2) When should a lifetime gift or donation of property be made?
In the past two years we have been very busy with donations in this region. As each child (children of the property owners but adults) gets a 100,000€ tax free allowance at the present time in the Valencia region (it varies elswhere), this generally means that a property can be passed onto the next generation with little or usually no inheritance tax. It is not posible to get better ever than no inheritance tax!
Thus it has led to a lot of people thinking we will pass on the property into our childrens’ names now, with minimal expense (there are still going to be notary fees, land registry fees, solicitor fees and some other ad-hoc expenses but there will always be these costs, now with a donation or lifetime gift, or in the future with an inheritance/probate).
3) Transferring Ownership due to other reasons
Isn’t there a way of transferring ownership of half of our jointly owned property to one of us, not because one of us is ill, but because of another reason, such as divorce, in a less expensive manner than one of us buying the other out?
Yes. In Spain, transfer tax on buying a property or share of a property is fairly high, and fortunately for changes of ownership such as when a couple are divorcing or separating, co-owners do not want to own together anymore, or business partners are going separate ways there is a method of division of property ownership whereby only stamp duty and expenses are paid.

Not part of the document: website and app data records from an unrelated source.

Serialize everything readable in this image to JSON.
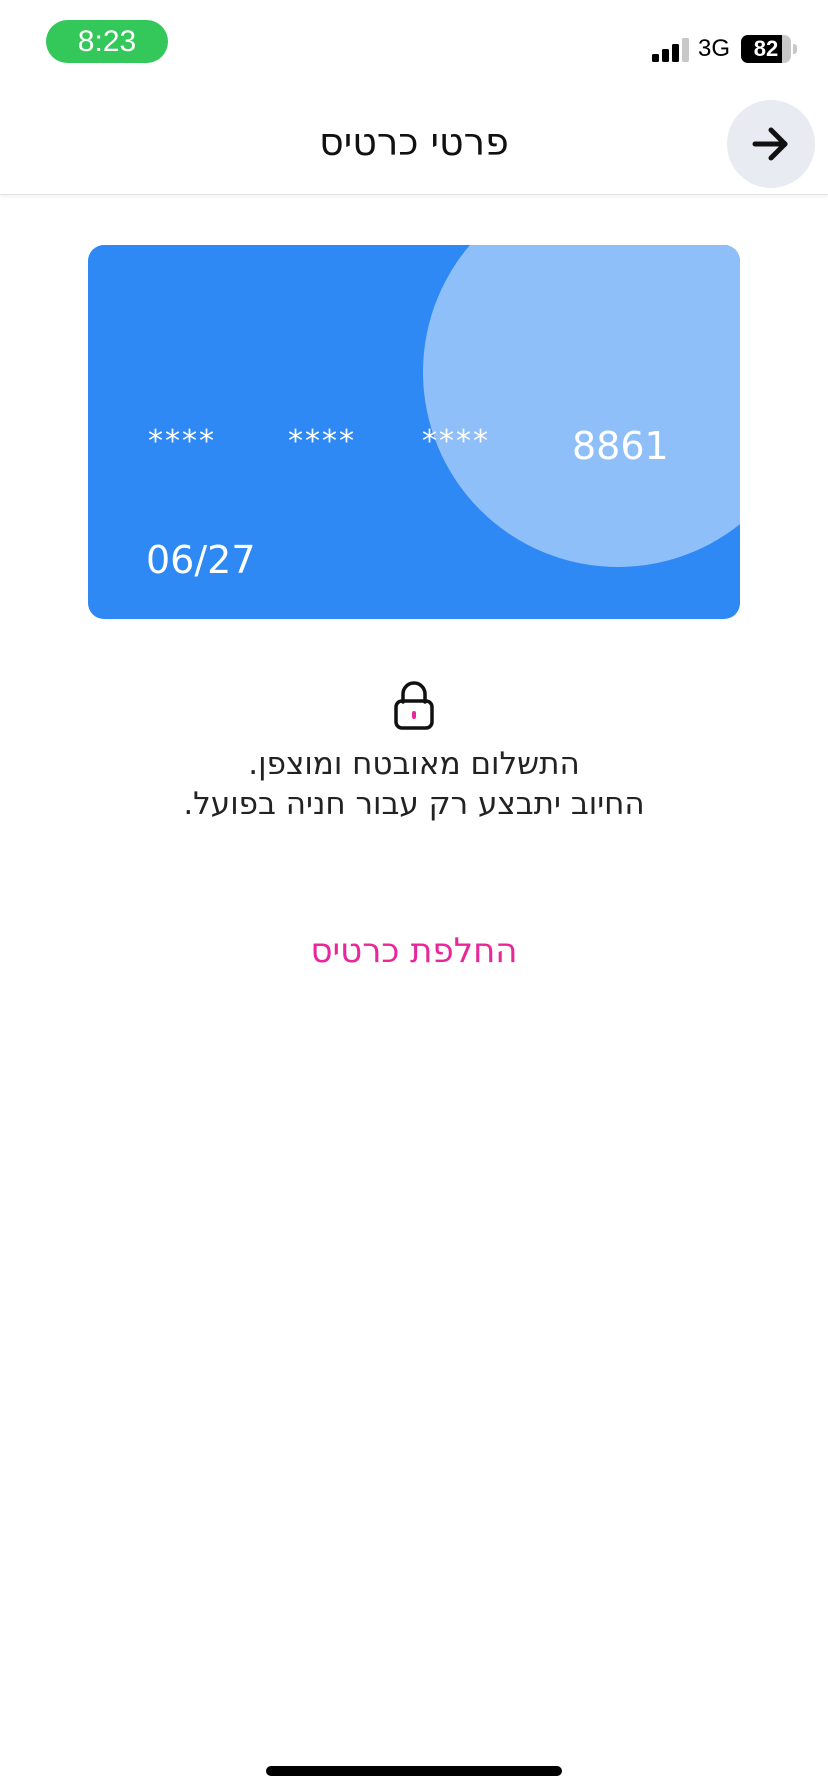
{
  "status_bar": {
    "time": "8:23",
    "network": "3G",
    "battery": "82",
    "battery_level": 0.82,
    "signal_bars_filled": 3,
    "signal_bars_total": 4
  },
  "header": {
    "title": "פרטי כרטיס",
    "back_icon": "arrow-right-icon"
  },
  "card": {
    "masked_groups": [
      "****",
      "****",
      "****"
    ],
    "last4": "8861",
    "expiry": "06/27",
    "color": "#2e89f5",
    "accent_color": "#8fbff8"
  },
  "security": {
    "icon": "lock-icon",
    "line1": "התשלום מאובטח ומוצפן.",
    "line2": "החיוב יתבצע רק עבור חניה בפועל."
  },
  "actions": {
    "change_card_label": "החלפת כרטיס",
    "change_card_color": "#e8289a"
  }
}
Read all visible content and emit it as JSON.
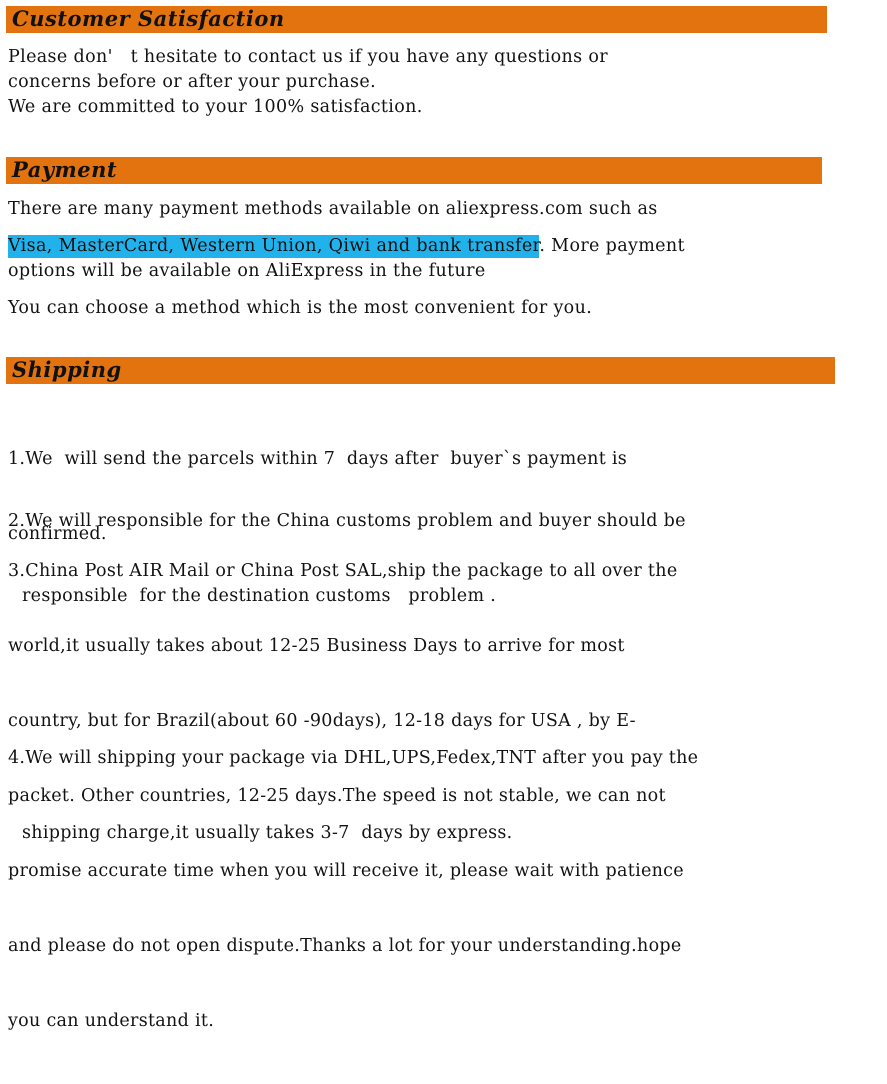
{
  "document": {
    "type": "product-policy-description",
    "accent_color": "#E3730F",
    "highlight_color": "#21B2EC",
    "text_color": "#121212",
    "background_color": "#FFFFFF"
  },
  "sections": {
    "satisfaction": {
      "heading": "Customer Satisfaction",
      "paragraphs": [
        "Please don'　t hesitate to contact us if you have any questions or\nconcerns before or after your purchase.",
        "We are committed to your 100% satisfaction."
      ]
    },
    "payment": {
      "heading": "Payment",
      "intro": "There are many payment methods available on aliexpress.com such as",
      "highlighted_methods": "Visa, MasterCard, Western Union, Qiwi and bank transfer",
      "after_highlight": ". More payment\noptions will be available on AliExpress in the future",
      "closing": "You can choose a method which is the most convenient for you."
    },
    "shipping": {
      "heading": "Shipping",
      "items": [
        {
          "number": "1.",
          "line1": "We  will send the parcels within 7  days after  buyer`s payment is",
          "line2": "confirmed."
        },
        {
          "number": "2.",
          "line1": "We will responsible for the China customs problem and buyer should be",
          "line2": "responsible  for the destination customs   problem ."
        },
        {
          "number": "3.",
          "line1": "China Post AIR Mail or China Post SAL,ship the package to all over the",
          "line2": "world,it usually takes about 12-25 Business Days to arrive for most",
          "line3": "country, but for Brazil(about 60 -90days), 12-18 days for USA , by E-",
          "line4": "packet. Other countries, 12-25 days.The speed is not stable, we can not",
          "line5": "promise accurate time when you will receive it, please wait with patience",
          "line6": "and please do not open dispute.Thanks a lot for your understanding.hope",
          "line7": "you can understand it."
        },
        {
          "number": "4.",
          "line1": "We will shipping your package via DHL,UPS,Fedex,TNT after you pay the",
          "line2": "shipping charge,it usually takes 3-7  days by express."
        }
      ]
    }
  }
}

Stamp duty in the Valencian region is currently 1.5% on the tax value of the property; transfer tax on a property is 10%, so you can see there is a considerable saving. If two or more people do not want to be owners (as long as a sole owner is left), this is a very good way to alter the ownership of a property. In addition, whatever another lawyer says plusvalía (land tax) and capital gains tax do not need to be paid when property ownership is being divided in this way.
When someone is ill, if possible it is wise to make a Spanish Will: it saves hassle and expense. It is not a time to take immediate action to avoid inheritance tax without double-checking any advice or referring to another solicitor or an independent body such as the Citizens Advice Bureau in Spain , but bear in mind that after a spouse passes away if they have assets in Spain a probate will need to be done and any inheritance tax paid within six months. It is therefore best to contact a solicitor fairly quickly after a death.
Secondly, now is a good time in the Valencian region to consider donating a property to your adult children. We are happy to calculate the costs and explain the benefits and any drawbacks to someone free of charge.
Thirdly, if you wish to change a joint ownership arrangement, contact us to check your options. No one should have to be joint owners of a property if they do not want to be and there are other alternatives to a sale. Again, we are willing to calculate costs and help anyone in this respect or any other issues with regard to property ownership.